(App and web page records)
════════════════════

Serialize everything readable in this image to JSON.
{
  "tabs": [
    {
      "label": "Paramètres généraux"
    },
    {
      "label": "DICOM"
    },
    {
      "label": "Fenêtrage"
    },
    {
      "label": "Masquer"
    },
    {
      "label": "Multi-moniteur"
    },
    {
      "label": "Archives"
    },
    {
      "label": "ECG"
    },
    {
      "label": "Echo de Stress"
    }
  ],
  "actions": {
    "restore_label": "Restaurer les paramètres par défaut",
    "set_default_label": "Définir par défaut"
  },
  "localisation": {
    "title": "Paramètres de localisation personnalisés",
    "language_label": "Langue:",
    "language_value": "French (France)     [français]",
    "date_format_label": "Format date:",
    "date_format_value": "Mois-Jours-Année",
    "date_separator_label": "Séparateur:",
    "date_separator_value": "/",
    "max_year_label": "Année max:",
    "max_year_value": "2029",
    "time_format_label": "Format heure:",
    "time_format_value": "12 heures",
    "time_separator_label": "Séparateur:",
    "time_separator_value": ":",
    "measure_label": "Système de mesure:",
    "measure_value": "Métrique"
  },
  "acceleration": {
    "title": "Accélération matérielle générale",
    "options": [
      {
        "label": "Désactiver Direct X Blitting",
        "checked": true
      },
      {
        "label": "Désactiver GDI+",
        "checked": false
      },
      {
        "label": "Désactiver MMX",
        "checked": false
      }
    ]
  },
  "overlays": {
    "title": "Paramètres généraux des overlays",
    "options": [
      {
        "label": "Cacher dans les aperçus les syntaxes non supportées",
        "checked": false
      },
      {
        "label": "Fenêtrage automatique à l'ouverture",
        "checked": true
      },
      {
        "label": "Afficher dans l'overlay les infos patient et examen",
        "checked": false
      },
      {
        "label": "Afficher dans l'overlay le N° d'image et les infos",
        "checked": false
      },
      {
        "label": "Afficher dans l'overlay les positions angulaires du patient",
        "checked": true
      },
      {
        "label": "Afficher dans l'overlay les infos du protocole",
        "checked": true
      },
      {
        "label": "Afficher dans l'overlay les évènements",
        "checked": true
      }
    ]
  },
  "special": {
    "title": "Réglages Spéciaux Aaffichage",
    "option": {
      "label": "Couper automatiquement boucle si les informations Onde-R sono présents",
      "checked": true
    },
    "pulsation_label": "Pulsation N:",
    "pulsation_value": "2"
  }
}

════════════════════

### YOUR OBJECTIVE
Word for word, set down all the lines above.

### TASK SOLUTION
Serialize everything readable in this image to JSON.
{
  "tabs": [
    {
      "label": "Paramètres généraux"
    },
    {
      "label": "DICOM"
    },
    {
      "label": "Fenêtrage"
    },
    {
      "label": "Masquer"
    },
    {
      "label": "Multi-moniteur"
    },
    {
      "label": "Archives"
    },
    {
      "label": "ECG"
    },
    {
      "label": "Echo de Stress"
    }
  ],
  "actions": {
    "restore_label": "Restaurer les paramètres par défaut",
    "set_default_label": "Définir par défaut"
  },
  "localisation": {
    "title": "Paramètres de localisation personnalisés",
    "language_label": "Langue:",
    "language_value": "French (France)     [français]",
    "date_format_label": "Format date:",
    "date_format_value": "Mois-Jours-Année",
    "date_separator_label": "Séparateur:",
    "date_separator_value": "/",
    "max_year_label": "Année max:",
    "max_year_value": "2029",
    "time_format_label": "Format heure:",
    "time_format_value": "12 heures",
    "time_separator_label": "Séparateur:",
    "time_separator_value": ":",
    "measure_label": "Système de mesure:",
    "measure_value": "Métrique"
  },
  "acceleration": {
    "title": "Accélération matérielle générale",
    "options": [
      {
        "label": "Désactiver Direct X Blitting",
        "checked": true
      },
      {
        "label": "Désactiver GDI+",
        "checked": false
      },
      {
        "label": "Désactiver MMX",
        "checked": false
      }
    ]
  },
  "overlays": {
    "title": "Paramètres généraux des overlays",
    "options": [
      {
        "label": "Cacher dans les aperçus les syntaxes non supportées",
        "checked": false
      },
      {
        "label": "Fenêtrage automatique à l'ouverture",
        "checked": true
      },
      {
        "label": "Afficher dans l'overlay les infos patient et examen",
        "checked": false
      },
      {
        "label": "Afficher dans l'overlay le N° d'image et les infos",
        "checked": false
      },
      {
        "label": "Afficher dans l'overlay les positions angulaires du patient",
        "checked": true
      },
      {
        "label": "Afficher dans l'overlay les infos du protocole",
        "checked": true
      },
      {
        "label": "Afficher dans l'overlay les évènements",
        "checked": true
      }
    ]
  },
  "special": {
    "title": "Réglages Spéciaux Aaffichage",
    "option": {
      "label": "Couper automatiquement boucle si les informations Onde-R sono présents",
      "checked": true
    },
    "pulsation_label": "Pulsation N:",
    "pulsation_value": "2"
  }
}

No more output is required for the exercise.